Kentucky Speedway V. NASCAR – Law360Situation
In the summer of 2006 wealthy owners of Kentucky Speedway launched a $1.2 billion lawsuit upon NASCAR in an effort to use the legal system to award the track a NASCAR Sprint Cup Series race. Beneath the surface, the case had dramatically more threatening circumstances than the awarding of a single race. The case targeted the way NASCAR has successfully conducted business for more than 60 years and threatened to destroy the business model.
NASCAR is a complex sport and how it operates is often miss-understood. A negative ruling could have changed the sport forever. The plaintiff’s were extremely wealthy businessmen who had no incentive to fold their hand despite millions of dollars of legal fees. Public opinion could have easily swung against NASCAR in the local market where the case was being decided.
Working in lockstep with NASCAR’s General Counsel and outside counsel led by David Boies, Mr. Poston developed a communications strategy to simplify a complex legal message while appealing to NASCAR’s fan base.
While in court filings the two sides battled over how “relevant market” was to be defined, Mr. Poston streamlined the message by grouping NASCAR into the same categories as the NFL, MLB and NBA, which each have the rights and power to decide where its games will be played.
NASCAR won each round in the courtroom to maintain its successful business model and within the court of public opinion that it was acting in the interest of NASCAR’s 70 million fans, employees and vendors.
A U.S. District Court Judge initially dismissed the case in January 2008.

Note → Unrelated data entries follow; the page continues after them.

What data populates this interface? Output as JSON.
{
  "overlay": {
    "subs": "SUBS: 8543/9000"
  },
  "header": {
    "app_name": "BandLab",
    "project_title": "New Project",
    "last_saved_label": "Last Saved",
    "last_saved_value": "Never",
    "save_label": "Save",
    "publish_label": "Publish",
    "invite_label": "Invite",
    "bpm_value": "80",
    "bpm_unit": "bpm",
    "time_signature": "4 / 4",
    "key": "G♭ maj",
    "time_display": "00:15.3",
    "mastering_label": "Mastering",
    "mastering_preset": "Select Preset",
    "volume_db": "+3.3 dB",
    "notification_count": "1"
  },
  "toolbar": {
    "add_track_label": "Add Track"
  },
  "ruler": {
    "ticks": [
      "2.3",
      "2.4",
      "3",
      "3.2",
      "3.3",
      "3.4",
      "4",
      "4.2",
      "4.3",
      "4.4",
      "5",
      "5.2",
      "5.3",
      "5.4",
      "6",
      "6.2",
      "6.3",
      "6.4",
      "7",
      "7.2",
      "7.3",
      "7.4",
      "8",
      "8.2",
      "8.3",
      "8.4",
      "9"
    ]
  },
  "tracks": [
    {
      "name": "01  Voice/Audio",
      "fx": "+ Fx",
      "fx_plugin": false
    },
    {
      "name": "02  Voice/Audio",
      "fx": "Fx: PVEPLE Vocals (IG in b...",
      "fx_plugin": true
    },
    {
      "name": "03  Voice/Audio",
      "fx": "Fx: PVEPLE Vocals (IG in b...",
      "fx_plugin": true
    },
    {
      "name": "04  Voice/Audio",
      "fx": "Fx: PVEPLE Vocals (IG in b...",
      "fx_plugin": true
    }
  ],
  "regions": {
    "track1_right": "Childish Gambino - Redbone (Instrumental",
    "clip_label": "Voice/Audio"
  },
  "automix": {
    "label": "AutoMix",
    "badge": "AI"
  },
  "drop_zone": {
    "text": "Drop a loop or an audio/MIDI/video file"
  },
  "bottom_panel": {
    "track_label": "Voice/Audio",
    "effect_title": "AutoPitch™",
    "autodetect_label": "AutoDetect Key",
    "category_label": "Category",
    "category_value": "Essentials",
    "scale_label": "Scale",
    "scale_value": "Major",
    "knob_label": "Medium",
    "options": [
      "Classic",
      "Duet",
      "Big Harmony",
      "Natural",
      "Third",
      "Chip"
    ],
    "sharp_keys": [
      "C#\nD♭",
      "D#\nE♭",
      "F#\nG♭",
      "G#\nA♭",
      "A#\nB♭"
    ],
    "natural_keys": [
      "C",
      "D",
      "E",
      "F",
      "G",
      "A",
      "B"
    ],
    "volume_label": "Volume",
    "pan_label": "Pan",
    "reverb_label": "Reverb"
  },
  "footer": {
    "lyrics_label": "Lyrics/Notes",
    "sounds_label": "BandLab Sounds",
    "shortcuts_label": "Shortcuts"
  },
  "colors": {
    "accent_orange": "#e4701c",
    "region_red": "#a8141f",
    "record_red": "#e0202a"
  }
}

Likewise the appeal was won by NASCAR in December 2009 when a three judge federal panel from the U.S. 6th Circuit Court rejected claims by Kentucky Speedway that NASCAR violated antitrust laws by keeping it off the Sprint Cup Series schedule.